■ What is required ■
Copy the records out again in full, keeping them identical.

(Interface dataset entries)
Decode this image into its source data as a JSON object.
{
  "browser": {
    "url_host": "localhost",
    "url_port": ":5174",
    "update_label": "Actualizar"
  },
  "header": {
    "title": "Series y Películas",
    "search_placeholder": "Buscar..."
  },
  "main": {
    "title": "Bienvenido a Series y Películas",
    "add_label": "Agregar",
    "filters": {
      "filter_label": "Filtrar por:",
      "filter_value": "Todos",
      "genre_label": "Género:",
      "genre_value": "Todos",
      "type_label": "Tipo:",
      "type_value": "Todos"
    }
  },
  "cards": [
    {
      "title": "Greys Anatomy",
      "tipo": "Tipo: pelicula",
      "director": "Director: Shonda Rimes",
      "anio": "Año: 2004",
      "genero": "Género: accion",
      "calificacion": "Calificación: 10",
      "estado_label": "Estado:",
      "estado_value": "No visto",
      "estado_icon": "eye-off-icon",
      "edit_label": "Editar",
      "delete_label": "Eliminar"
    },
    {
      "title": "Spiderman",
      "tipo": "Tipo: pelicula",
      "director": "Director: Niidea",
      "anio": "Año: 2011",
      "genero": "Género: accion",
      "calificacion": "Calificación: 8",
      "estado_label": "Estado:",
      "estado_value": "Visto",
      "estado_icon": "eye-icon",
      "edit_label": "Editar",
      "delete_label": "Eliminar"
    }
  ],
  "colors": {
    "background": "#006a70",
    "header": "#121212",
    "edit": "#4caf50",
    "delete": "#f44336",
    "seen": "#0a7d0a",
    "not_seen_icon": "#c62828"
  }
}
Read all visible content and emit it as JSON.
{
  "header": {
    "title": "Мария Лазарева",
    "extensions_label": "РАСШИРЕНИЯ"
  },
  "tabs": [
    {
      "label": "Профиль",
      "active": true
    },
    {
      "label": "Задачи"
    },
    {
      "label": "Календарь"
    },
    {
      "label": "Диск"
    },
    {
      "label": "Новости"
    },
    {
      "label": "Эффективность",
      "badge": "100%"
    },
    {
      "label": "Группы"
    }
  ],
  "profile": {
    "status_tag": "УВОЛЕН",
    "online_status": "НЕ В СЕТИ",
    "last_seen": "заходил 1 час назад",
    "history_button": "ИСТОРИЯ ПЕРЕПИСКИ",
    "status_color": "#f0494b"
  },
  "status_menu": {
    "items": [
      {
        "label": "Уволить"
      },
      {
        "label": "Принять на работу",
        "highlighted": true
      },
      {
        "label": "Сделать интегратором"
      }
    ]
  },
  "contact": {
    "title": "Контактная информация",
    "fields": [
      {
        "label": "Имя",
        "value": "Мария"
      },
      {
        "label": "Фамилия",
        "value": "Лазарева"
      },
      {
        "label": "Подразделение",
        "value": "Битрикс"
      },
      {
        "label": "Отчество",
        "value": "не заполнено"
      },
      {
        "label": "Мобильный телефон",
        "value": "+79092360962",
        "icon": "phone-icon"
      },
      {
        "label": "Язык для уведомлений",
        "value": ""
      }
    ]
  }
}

■ Problem solution ■
Decode this image into its source data as a JSON object.
{
  "browser": {
    "url_host": "localhost",
    "url_port": ":5174",
    "update_label": "Actualizar"
  },
  "header": {
    "title": "Series y Películas",
    "search_placeholder": "Buscar..."
  },
  "main": {
    "title": "Bienvenido a Series y Películas",
    "add_label": "Agregar",
    "filters": {
      "filter_label": "Filtrar por:",
      "filter_value": "Todos",
      "genre_label": "Género:",
      "genre_value": "Todos",
      "type_label": "Tipo:",
      "type_value": "Todos"
    }
  },
  "cards": [
    {
      "title": "Greys Anatomy",
      "tipo": "Tipo: pelicula",
      "director": "Director: Shonda Rimes",
      "anio": "Año: 2004",
      "genero": "Género: accion",
      "calificacion": "Calificación: 10",
      "estado_label": "Estado:",
      "estado_value": "No visto",
      "estado_icon": "eye-off-icon",
      "edit_label": "Editar",
      "delete_label": "Eliminar"
    },
    {
      "title": "Spiderman",
      "tipo": "Tipo: pelicula",
      "director": "Director: Niidea",
      "anio": "Año: 2011",
      "genero": "Género: accion",
      "calificacion": "Calificación: 8",
      "estado_label": "Estado:",
      "estado_value": "Visto",
      "estado_icon": "eye-icon",
      "edit_label": "Editar",
      "delete_label": "Eliminar"
    }
  ],
  "colors": {
    "background": "#006a70",
    "header": "#121212",
    "edit": "#4caf50",
    "delete": "#f44336",
    "seen": "#0a7d0a",
    "not_seen_icon": "#c62828"
  }
}
Read all visible content and emit it as JSON.
{
  "header": {
    "title": "Мария Лазарева",
    "extensions_label": "РАСШИРЕНИЯ"
  },
  "tabs": [
    {
      "label": "Профиль",
      "active": true
    },
    {
      "label": "Задачи"
    },
    {
      "label": "Календарь"
    },
    {
      "label": "Диск"
    },
    {
      "label": "Новости"
    },
    {
      "label": "Эффективность",
      "badge": "100%"
    },
    {
      "label": "Группы"
    }
  ],
  "profile": {
    "status_tag": "УВОЛЕН",
    "online_status": "НЕ В СЕТИ",
    "last_seen": "заходил 1 час назад",
    "history_button": "ИСТОРИЯ ПЕРЕПИСКИ",
    "status_color": "#f0494b"
  },
  "status_menu": {
    "items": [
      {
        "label": "Уволить"
      },
      {
        "label": "Принять на работу",
        "highlighted": true
      },
      {
        "label": "Сделать интегратором"
      }
    ]
  },
  "contact": {
    "title": "Контактная информация",
    "fields": [
      {
        "label": "Имя",
        "value": "Мария"
      },
      {
        "label": "Фамилия",
        "value": "Лазарева"
      },
      {
        "label": "Подразделение",
        "value": "Битрикс"
      },
      {
        "label": "Отчество",
        "value": "не заполнено"
      },
      {
        "label": "Мобильный телефон",
        "value": "+79092360962",
        "icon": "phone-icon"
      },
      {
        "label": "Язык для уведомлений",
        "value": ""
      }
    ]
  }
}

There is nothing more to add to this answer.